Work to complete
Look through the listing and locate every line containing the word "title"; copy those lines.
[Information provided]
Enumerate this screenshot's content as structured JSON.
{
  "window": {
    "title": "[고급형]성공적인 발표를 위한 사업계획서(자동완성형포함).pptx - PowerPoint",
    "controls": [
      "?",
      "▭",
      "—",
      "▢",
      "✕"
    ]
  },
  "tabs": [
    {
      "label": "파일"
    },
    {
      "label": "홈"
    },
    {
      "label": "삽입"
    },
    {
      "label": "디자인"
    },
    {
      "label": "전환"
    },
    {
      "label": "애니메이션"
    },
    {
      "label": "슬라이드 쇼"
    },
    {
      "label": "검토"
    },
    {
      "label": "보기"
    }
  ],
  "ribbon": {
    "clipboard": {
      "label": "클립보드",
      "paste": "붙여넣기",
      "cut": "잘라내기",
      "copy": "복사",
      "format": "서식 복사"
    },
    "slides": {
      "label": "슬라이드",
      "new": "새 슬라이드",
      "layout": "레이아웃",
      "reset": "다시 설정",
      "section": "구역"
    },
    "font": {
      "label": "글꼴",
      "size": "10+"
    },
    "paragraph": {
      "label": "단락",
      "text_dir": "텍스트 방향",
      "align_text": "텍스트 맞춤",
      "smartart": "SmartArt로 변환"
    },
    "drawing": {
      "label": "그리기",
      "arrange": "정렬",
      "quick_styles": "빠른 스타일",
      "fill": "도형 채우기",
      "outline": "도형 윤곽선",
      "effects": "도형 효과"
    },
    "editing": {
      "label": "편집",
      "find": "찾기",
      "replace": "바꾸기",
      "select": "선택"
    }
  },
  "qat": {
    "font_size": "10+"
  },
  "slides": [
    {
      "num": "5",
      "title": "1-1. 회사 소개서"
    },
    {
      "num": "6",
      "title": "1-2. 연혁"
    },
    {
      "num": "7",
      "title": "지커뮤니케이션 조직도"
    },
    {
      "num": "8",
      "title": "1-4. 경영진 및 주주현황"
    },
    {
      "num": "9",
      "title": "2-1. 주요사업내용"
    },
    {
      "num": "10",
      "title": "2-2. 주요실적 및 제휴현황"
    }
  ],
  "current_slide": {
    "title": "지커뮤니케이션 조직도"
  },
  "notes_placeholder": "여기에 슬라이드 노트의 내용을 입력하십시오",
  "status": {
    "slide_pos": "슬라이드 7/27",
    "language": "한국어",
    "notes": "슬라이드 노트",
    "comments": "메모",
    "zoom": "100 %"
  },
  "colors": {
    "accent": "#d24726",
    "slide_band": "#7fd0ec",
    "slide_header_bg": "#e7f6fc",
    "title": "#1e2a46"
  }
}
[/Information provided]
Expected answer
    "title": "[고급형]성공적인 발표를 위한 사업계획서(자동완성형포함).pptx - PowerPoint",
      "title": "1-1. 회사 소개서"
      "title": "1-2. 연혁"
      "title": "지커뮤니케이션 조직도"
      "title": "1-4. 경영진 및 주주현황"
      "title": "2-1. 주요사업내용"
      "title": "2-2. 주요실적 및 제휴현황"
    "title": "지커뮤니케이션 조직도"
    "title": "#1e2a46"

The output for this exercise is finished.